The Project Plan should be as detailed as possible without drifting into a documentation timesink. It should effectively detail each stage of the Implementation, Testing, Deployment and Maintenance phases of the software development lifecycle - breaking this down into identifiable and achievable tasks. You should work to identify milestones within your project plan that will reverberate back to your team - “Hey, we’ve finally gotten to THIS point and accomplished THIS! Awesome!”. Additionally, your Project Plan should detail out what positions should work on which tasks and estimate how much time the task should take(this is an art-form in and of itself) - what dependencies one task has to another task, and so on. I’m not going to go into detail on how to setup a project plan, there are hundreds of books out there that detail this process in length - and this portion of the product development is a particular, skilled expertise - meaning there’s no other way around it than just studying it out the ***.
If you finish with the above and still feel like creating a game, then hit me up and I’ll detail the rest of the stages. I feel this is a good primer to get you started. Additionally, I would recommend you study up on the following categories:
Software Design Patterns
Software Development Lifecycles
Below, I have a list of books that I would like to recommend. The down-and-dirty is that reading is fundamental - you’ll be creating, essentially, a book in it’s own right just with the first few steps shown above. You’ll need to dive deep into certain topics, and there’s no alternative other than busting your ***:
Anyways, I hope you enjoyed this quick primer. I know I certainly did! Parting ways before I go, I would like to share some wisdom - Be wary of any type of educational or tutorial material that’s specific to Game Design and Development - stick with enterprise industry standards, and do not narrow your knowledge to just Game Design itself. Be aware that everything stated here is of my own opinion and experiences.
@Elynole I think you just became my idol. Not because of your most excellent “detailed” post, although that in itself is worthy of praise, but rather for demonstrating amazing patience and super-humanity through willingness to reach out and help someone who through attitude alone rendered themselves not worthy of help.
I feel belittled by your graciousness and my earlier sarcasm in response to this individual now seems a lot less clever than it felt when I first responded. I think I learned something today and it wasn’t about project management.
Actually, no, there are no global standards. Each studio/team is different. While internally, at each place, there will be conventions, there are no “globally you do this” like in skyscraper construction, car manufacturing, etc…

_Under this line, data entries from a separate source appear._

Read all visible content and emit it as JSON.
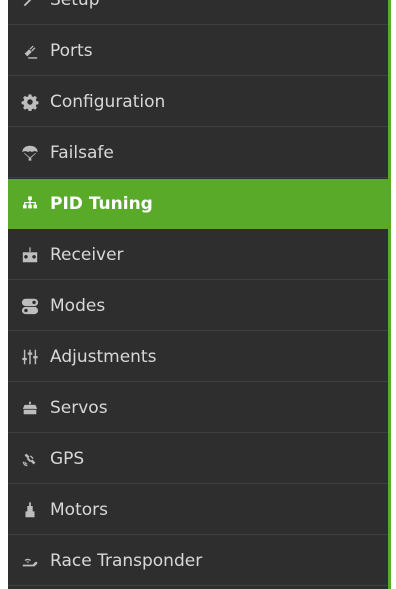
{
  "sidebar": {
    "accent_color": "#59aa29",
    "background_color": "#2e2e2e",
    "items": [
      {
        "label": "Setup",
        "icon": "wrench-icon"
      },
      {
        "label": "Ports",
        "icon": "plug-icon"
      },
      {
        "label": "Configuration",
        "icon": "gear-icon"
      },
      {
        "label": "Failsafe",
        "icon": "parachute-icon"
      },
      {
        "label": "PID Tuning",
        "icon": "sitemap-icon",
        "active": true
      },
      {
        "label": "Receiver",
        "icon": "receiver-icon"
      },
      {
        "label": "Modes",
        "icon": "toggle-icon"
      },
      {
        "label": "Adjustments",
        "icon": "sliders-icon"
      },
      {
        "label": "Servos",
        "icon": "servo-icon"
      },
      {
        "label": "GPS",
        "icon": "satellite-icon"
      },
      {
        "label": "Motors",
        "icon": "motor-icon"
      },
      {
        "label": "Race Transponder",
        "icon": "transponder-icon"
      }
    ]
  }
}
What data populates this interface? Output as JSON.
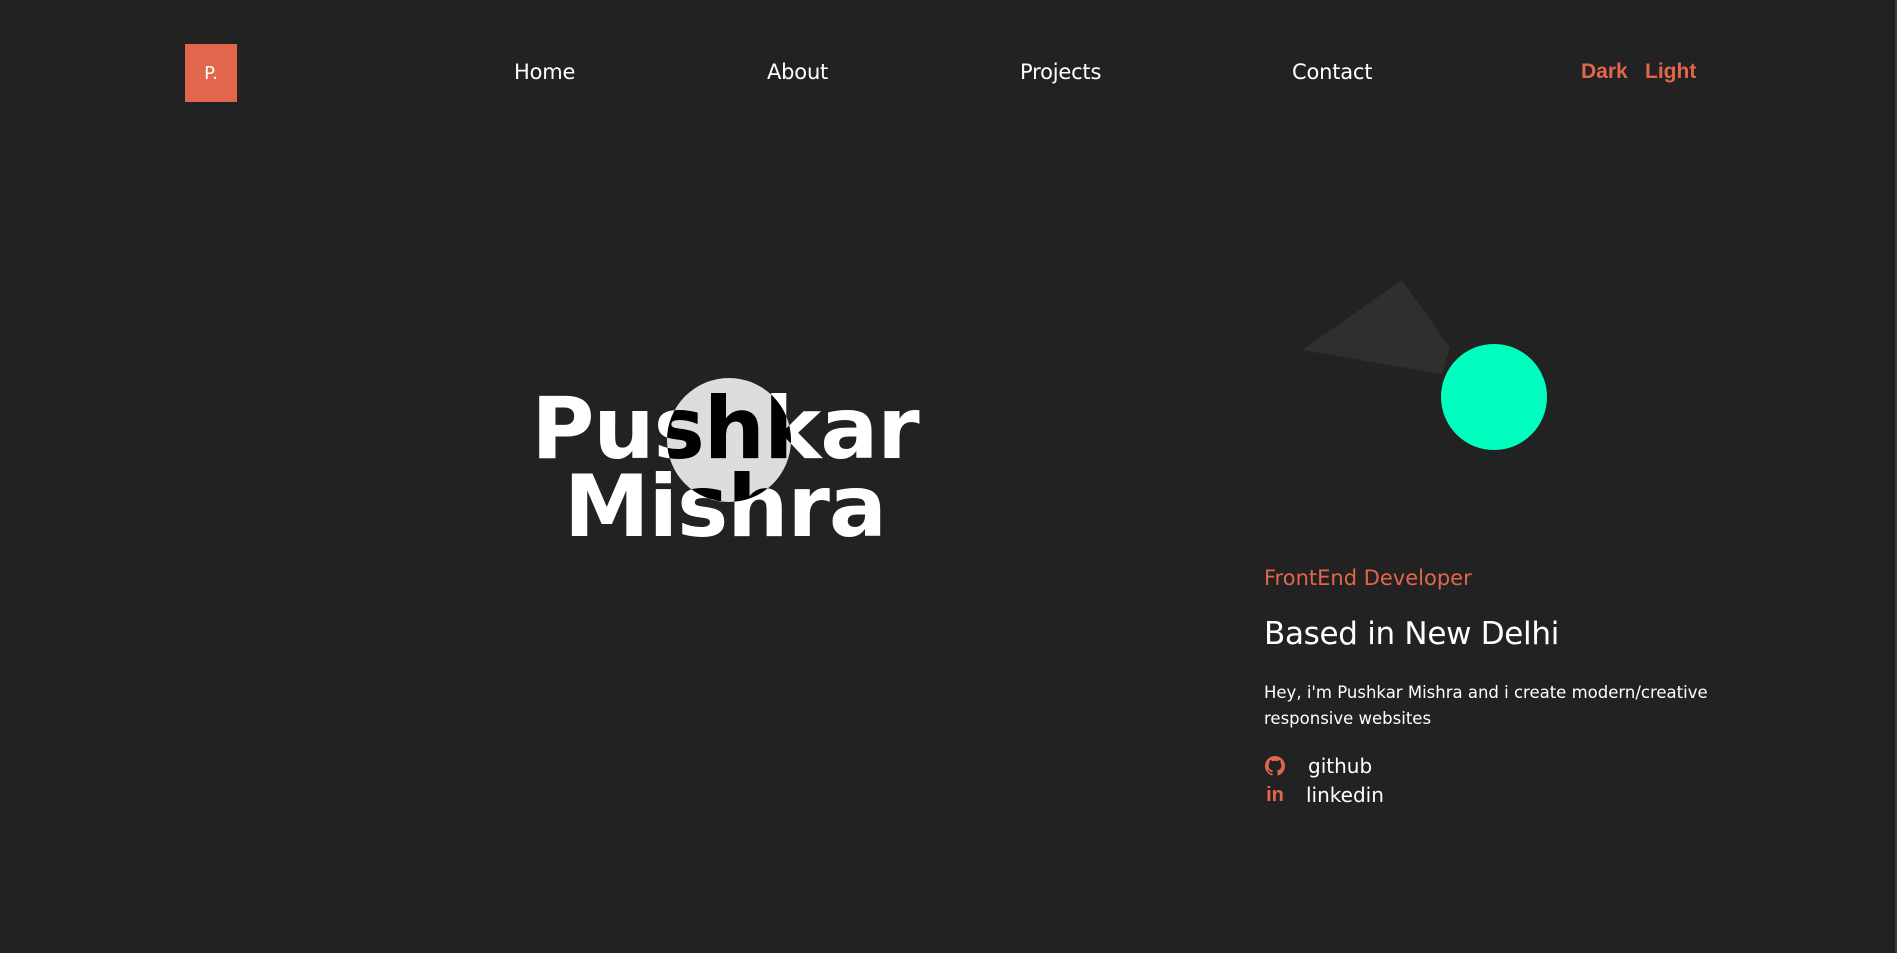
{
  "logo": {
    "text": "P."
  },
  "nav": {
    "items": [
      {
        "label": "Home"
      },
      {
        "label": "About"
      },
      {
        "label": "Projects"
      },
      {
        "label": "Contact"
      }
    ]
  },
  "theme": {
    "dark_label": "Dark",
    "light_label": "Light"
  },
  "hero": {
    "first_name": "Pushkar",
    "last_name": "Mishra"
  },
  "profile": {
    "role": "FrontEnd Developer",
    "location": "Based in New Delhi",
    "bio": "Hey, i'm Pushkar Mishra and i create modern/creative responsive websites",
    "links": [
      {
        "label": "github",
        "icon": "github-icon"
      },
      {
        "label": "linkedin",
        "icon": "linkedin-icon"
      }
    ]
  },
  "colors": {
    "background": "#222222",
    "accent": "#e2664b",
    "mint": "#00ffbf",
    "shape_dark": "#2f2f2f"
  }
}
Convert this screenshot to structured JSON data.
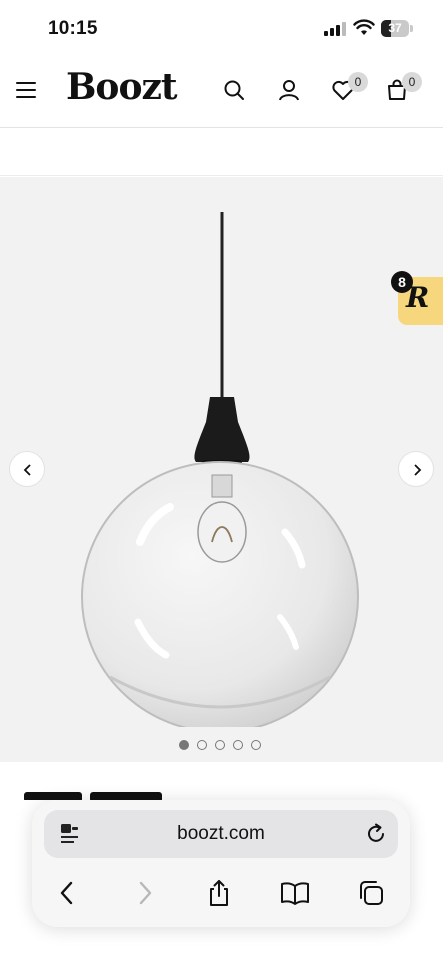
{
  "status_bar": {
    "time": "10:15",
    "battery_level": "37",
    "battery_percent": 37
  },
  "header": {
    "brand": "Boozt",
    "wishlist_count": "0",
    "cart_count": "0",
    "icons": [
      "menu-icon",
      "search-icon",
      "account-icon",
      "heart-icon",
      "bag-icon"
    ]
  },
  "gallery": {
    "image": "glass-globe-pendant-lamp",
    "slide_count": 5,
    "active_slide": 1,
    "reward_widget": {
      "badge_count": "8",
      "mark": "R"
    }
  },
  "browser": {
    "url": "boozt.com",
    "icons": [
      "page-menu-icon",
      "reload-icon",
      "back-icon",
      "forward-icon",
      "share-icon",
      "bookmarks-icon",
      "tabs-icon"
    ]
  },
  "colors": {
    "gallery_bg": "#f2f2f2",
    "reward_bg": "#f6d77d",
    "text": "#111111"
  }
}
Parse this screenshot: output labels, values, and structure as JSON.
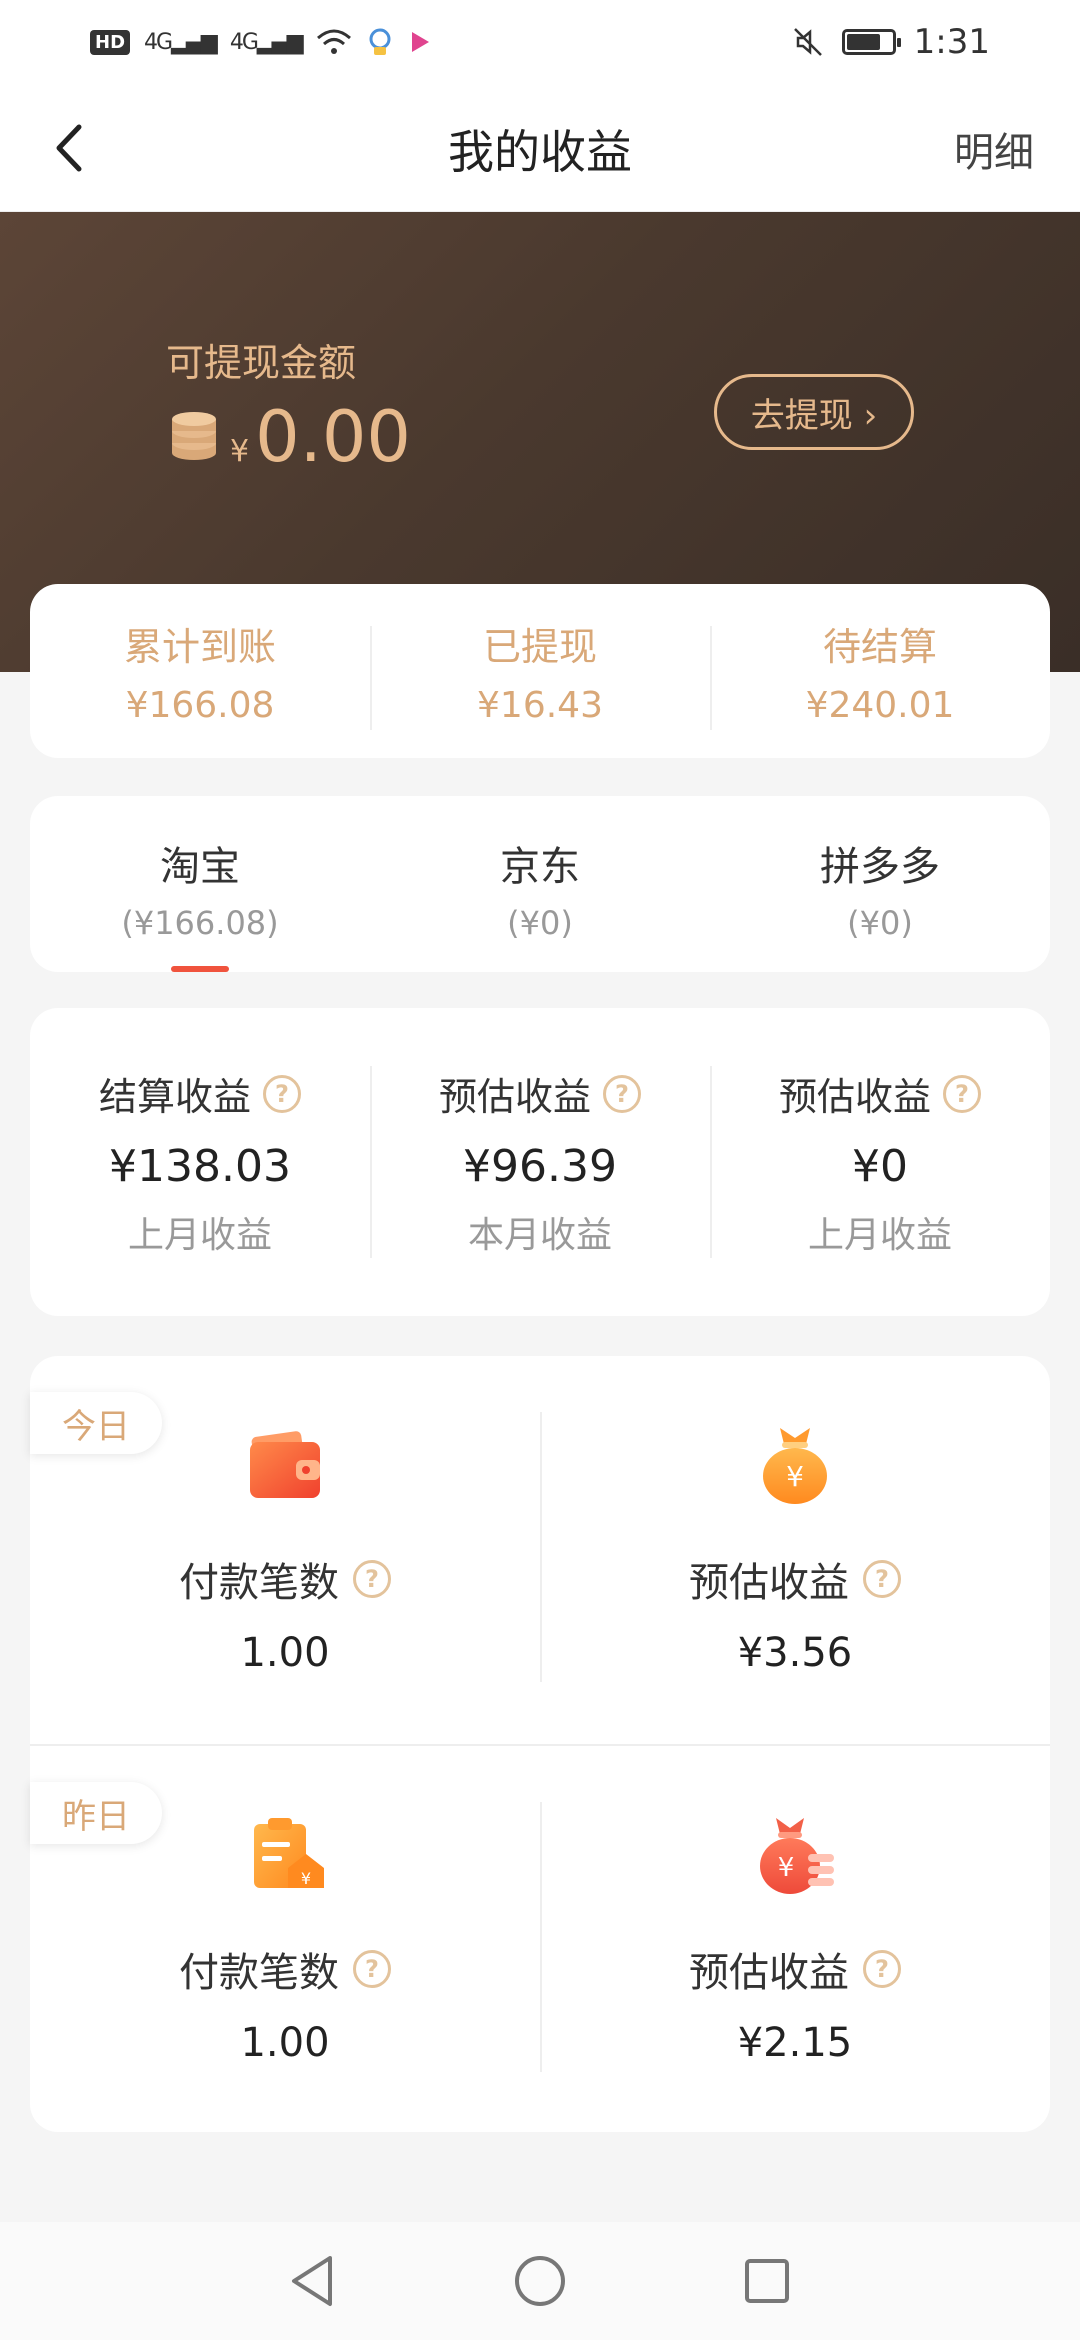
{
  "status_bar": {
    "hd": "HD",
    "signal1": "4G",
    "signal2": "4G",
    "time": "1:31"
  },
  "header": {
    "title": "我的收益",
    "detail": "明细"
  },
  "balance": {
    "label": "可提现金额",
    "currency": "¥",
    "amount": "0.00",
    "withdraw_button": "去提现 ›"
  },
  "summary": [
    {
      "label": "累计到账",
      "value": "¥166.08"
    },
    {
      "label": "已提现",
      "value": "¥16.43"
    },
    {
      "label": "待结算",
      "value": "¥240.01"
    }
  ],
  "platform_tabs": [
    {
      "name": "淘宝",
      "value": "(¥166.08)",
      "active": true
    },
    {
      "name": "京东",
      "value": "(¥0)",
      "active": false
    },
    {
      "name": "拼多多",
      "value": "(¥0)",
      "active": false
    }
  ],
  "monthly": [
    {
      "label": "结算收益",
      "value": "¥138.03",
      "sub": "上月收益"
    },
    {
      "label": "预估收益",
      "value": "¥96.39",
      "sub": "本月收益"
    },
    {
      "label": "预估收益",
      "value": "¥0",
      "sub": "上月收益"
    }
  ],
  "daily": {
    "today": {
      "tag": "今日",
      "items": [
        {
          "label": "付款笔数",
          "value": "1.00",
          "icon": "wallet-icon"
        },
        {
          "label": "预估收益",
          "value": "¥3.56",
          "icon": "money-bag-icon"
        }
      ]
    },
    "yesterday": {
      "tag": "昨日",
      "items": [
        {
          "label": "付款笔数",
          "value": "1.00",
          "icon": "order-receipt-icon"
        },
        {
          "label": "预估收益",
          "value": "¥2.15",
          "icon": "money-bag-coins-icon"
        }
      ]
    }
  },
  "colors": {
    "gold": "#d9a878",
    "hero_gold": "#e6b98c",
    "hero_bg": "#4a392e",
    "active_tab": "#f0533d",
    "icon_orange": "#ff7a2e"
  }
}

I guess that is also false, because I’d say if anything the global standard is to have an actual internal standard of naming/labeling/categorizing, so any stadnard practice of any digital production arm of any industry (games, film, tv, etc…)
And game design and development are not really different. You will most likely find games are not like films or tv where a plan is laid out 100% ahead of time and small deviations are ok. Games are more like a plan is laid out ahead of time and you will encounter more deviation during development, which requires some re-design, wash-repeat. Games are very much software engineering, and any good/great engineering will tell you iterate, iterate, iterate.
I dont consider myself good or great, but I have been doing sw engineering/game development and production pipeline software for twenty years =p